SOUTH ORANGE, NJ — NBA legend Allan Houston brought The FISLL Project to Seton Hall University  on Tuesday to continue the success of his foundation’s nationwide mentoring program.

SHU is a partner in South Orange’s Community Care and Justice Program, along with Essex County, and will utilize the mentoring program with youth from South Orange and Newark in conjunction with officers from the South Orange Police Department and the Newark Police Department.

Village Trustee and Health and Safety Committee Chair Donna Coallier moderated a panel of police officials, educators and an SHU student to speak about the importance of the project.

“FISLL and Allan Houston’s organization are 100 percent aligned with the values that are driving our Community Care and Justice Program,” Coallier told TAPinto SOMA. “This is launching a curriculum where our people and people from the city of Newark are going to learn about value-based decision-making and how to work together and create strength from those values.”

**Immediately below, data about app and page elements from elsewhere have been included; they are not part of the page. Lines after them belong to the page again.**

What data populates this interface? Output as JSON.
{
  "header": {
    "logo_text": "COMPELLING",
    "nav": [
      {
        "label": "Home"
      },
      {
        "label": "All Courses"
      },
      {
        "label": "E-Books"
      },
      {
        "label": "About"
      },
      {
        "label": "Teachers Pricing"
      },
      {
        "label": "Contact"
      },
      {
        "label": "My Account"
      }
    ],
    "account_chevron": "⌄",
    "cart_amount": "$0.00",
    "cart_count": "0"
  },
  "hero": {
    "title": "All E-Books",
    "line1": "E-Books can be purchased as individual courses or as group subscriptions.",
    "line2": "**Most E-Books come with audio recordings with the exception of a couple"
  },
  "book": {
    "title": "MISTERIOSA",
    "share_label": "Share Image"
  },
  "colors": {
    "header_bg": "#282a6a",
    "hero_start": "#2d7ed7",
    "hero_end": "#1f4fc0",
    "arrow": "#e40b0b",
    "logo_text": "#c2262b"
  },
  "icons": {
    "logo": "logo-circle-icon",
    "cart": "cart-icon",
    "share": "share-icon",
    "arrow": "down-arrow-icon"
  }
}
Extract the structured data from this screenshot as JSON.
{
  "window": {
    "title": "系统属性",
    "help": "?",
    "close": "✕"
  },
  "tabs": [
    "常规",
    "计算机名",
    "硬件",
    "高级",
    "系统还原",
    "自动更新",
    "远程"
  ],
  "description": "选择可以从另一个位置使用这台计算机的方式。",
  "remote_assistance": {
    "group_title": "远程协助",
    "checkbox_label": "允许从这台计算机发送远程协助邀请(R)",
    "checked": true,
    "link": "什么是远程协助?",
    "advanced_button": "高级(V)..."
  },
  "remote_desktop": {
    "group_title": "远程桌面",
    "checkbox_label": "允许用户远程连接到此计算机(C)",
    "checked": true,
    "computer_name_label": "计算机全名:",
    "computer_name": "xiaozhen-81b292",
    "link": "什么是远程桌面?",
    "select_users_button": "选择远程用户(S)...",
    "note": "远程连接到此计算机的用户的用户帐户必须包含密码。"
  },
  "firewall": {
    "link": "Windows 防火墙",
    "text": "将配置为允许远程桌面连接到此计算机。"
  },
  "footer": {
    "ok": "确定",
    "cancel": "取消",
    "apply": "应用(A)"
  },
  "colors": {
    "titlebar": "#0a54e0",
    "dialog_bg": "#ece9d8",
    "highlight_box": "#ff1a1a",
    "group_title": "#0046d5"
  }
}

“Our goal is to amplify young people’s voices,” said panelist Dennis Carter, executive director of the Allan Houston Legacy Foundation. When their stories and struggles are heard, he said, “that’s what’s really going to make a difference.”

Two-time NBA Allstar Houston explained that he created FISLL in 2003 after speaking with his father — who coached Allan in college — about wanting to work on a project together to answer the question “what is our larger responsibility” after having achieved success on the court.

On a plane ride, he wrote down the five values that would become the foundation of the FISLL program: Faith, Integrity, Sacrifice, Leadership and Legacy. The project’s website says the program “can provide a foundation that enables young people to reach their full potential. Through a mentoring initiative, hands-on workshops, and our digital platform, the FISLL Project engages youth in guided dialogue and structured activities designed to build trust, teach valuable life skills, enhance spiritual growth, and defined success.”

Dr. Jamila Davis, Community Practitioner in Residence at SHU, is working on a companion curriculum to the program. The panelist noted that choice is important for students in keeping their interest and buoying their self-esteem. The program helps match the student with what their passions are. “When they tap into their talent, they tap into their confidence,” said Davis.

Panelist Lt. Ernesto Morillo of the South Orange Police Department said that the program is “an approach we can create together.” Morillo is the local lead for the FISLL program. Ten youths and 10 officers have already been selected, half from South Orange and half from Newark, and the cohort will have six virtual sessions, then a closing session on Nov. 30.

He also thanked the SOPD officers who came to the event to show their support: Det. Miguel Hunt, Lt. Eric Moore, and Ofc. Darrell Terry, Jr., who all grew up in South Orange; and Ofc. Niko Nasisi, a SHU alumnus who was hired by the SOPD just after graduation in 2019.

Houston was asked what advice he would give to local FISLL participants. “Show up, listen, and look,” he said. Showing up and being there is the first step in achieving anything, he said. One must be an active listener to learn, and look beyond what at first you think is possible.